-------- Supplied material --------
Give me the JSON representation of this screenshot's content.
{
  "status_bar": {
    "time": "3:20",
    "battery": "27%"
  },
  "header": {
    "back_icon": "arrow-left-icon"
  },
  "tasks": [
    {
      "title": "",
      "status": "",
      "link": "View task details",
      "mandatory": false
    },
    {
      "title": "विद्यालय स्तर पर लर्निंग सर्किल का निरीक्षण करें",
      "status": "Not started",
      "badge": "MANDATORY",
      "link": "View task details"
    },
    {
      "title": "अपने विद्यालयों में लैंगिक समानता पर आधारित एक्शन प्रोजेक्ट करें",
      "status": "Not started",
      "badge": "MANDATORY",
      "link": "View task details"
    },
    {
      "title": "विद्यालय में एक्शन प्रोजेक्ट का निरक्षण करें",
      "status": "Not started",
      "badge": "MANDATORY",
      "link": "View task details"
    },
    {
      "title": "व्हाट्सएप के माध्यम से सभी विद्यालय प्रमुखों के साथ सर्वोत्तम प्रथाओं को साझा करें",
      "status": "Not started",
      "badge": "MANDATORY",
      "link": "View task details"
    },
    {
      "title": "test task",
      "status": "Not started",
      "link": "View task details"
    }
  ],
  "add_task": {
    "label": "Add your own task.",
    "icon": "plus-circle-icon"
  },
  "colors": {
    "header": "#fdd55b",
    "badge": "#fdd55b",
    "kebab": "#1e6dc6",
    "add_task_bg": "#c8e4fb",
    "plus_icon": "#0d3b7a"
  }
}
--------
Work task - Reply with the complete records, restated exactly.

Result for this task -
Give me the JSON representation of this screenshot's content.
{
  "status_bar": {
    "time": "3:20",
    "battery": "27%"
  },
  "header": {
    "back_icon": "arrow-left-icon"
  },
  "tasks": [
    {
      "title": "",
      "status": "",
      "link": "View task details",
      "mandatory": false
    },
    {
      "title": "विद्यालय स्तर पर लर्निंग सर्किल का निरीक्षण करें",
      "status": "Not started",
      "badge": "MANDATORY",
      "link": "View task details"
    },
    {
      "title": "अपने विद्यालयों में लैंगिक समानता पर आधारित एक्शन प्रोजेक्ट करें",
      "status": "Not started",
      "badge": "MANDATORY",
      "link": "View task details"
    },
    {
      "title": "विद्यालय में एक्शन प्रोजेक्ट का निरक्षण करें",
      "status": "Not started",
      "badge": "MANDATORY",
      "link": "View task details"
    },
    {
      "title": "व्हाट्सएप के माध्यम से सभी विद्यालय प्रमुखों के साथ सर्वोत्तम प्रथाओं को साझा करें",
      "status": "Not started",
      "badge": "MANDATORY",
      "link": "View task details"
    },
    {
      "title": "test task",
      "status": "Not started",
      "link": "View task details"
    }
  ],
  "add_task": {
    "label": "Add your own task.",
    "icon": "plus-circle-icon"
  },
  "colors": {
    "header": "#fdd55b",
    "badge": "#fdd55b",
    "kebab": "#1e6dc6",
    "add_task_bg": "#c8e4fb",
    "plus_icon": "#0d3b7a"
  }
}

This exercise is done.